Describe your biggest leadership challenge. How did you conquer it or resolve it, or what was the outcome?
My biggest leadership challenge has been COVID and the ripple effects thereof. My team is very tight-knit and our motto is to work hard and play hard together. We enjoy being together and gain energy from one another. While working remote, and now hybrid, has provided welcomed flexibility, it has also changed the day-to-day dynamic. Now that COVID restrictions have lessened, I have asked that all team members come into the office on Wednesdays. The team organized a Wednesday Breakfast Club and birthday celebrations. These interactions help engage and on-board our new team members, facilitate valuable collaboration and strengthen work relationships and retention efforts.
Talk about your leadership skills. What is the most important lesson you have learned that has guided you in your career.?
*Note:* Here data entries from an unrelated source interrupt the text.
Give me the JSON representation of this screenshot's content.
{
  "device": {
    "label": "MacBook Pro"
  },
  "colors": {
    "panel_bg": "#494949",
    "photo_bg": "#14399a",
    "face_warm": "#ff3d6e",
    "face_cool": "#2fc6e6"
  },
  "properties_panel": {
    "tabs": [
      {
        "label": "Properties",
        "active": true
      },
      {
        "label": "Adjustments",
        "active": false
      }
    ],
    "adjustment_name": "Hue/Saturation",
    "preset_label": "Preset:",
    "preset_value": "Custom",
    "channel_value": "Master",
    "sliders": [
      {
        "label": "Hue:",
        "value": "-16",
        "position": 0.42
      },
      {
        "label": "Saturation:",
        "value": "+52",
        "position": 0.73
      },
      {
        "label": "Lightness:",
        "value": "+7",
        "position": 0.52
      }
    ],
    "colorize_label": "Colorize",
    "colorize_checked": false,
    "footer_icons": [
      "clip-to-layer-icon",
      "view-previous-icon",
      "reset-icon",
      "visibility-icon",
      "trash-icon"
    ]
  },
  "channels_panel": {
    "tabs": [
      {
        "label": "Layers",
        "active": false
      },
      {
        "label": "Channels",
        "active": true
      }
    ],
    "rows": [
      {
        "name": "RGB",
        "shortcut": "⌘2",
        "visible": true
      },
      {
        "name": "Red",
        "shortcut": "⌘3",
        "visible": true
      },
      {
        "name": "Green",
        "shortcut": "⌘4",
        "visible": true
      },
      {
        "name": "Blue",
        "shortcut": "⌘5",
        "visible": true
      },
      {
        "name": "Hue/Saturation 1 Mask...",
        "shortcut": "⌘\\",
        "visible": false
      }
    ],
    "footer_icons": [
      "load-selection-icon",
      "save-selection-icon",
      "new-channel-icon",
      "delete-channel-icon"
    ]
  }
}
My leadership style is to cultivate a culture where all team members feel genuinely cared about as individuals and know they are an integral part of our success. The team is worth more than the sum of its parts. We all have each other’s backs and strive to never let one another down. The work we do is meaningful. The bar is set high for team expectations; we take our jobs seriously, but stay humble and do not take ourselves too seriously. One of the most important things that you can do as a leader is to listen. Leaders may not have all the answers, but we can listen and show that we care. Finally, make sure that you celebrate successes! Understand what motivates each of your employees and ensure you are recognizing them for their hard work and contributions!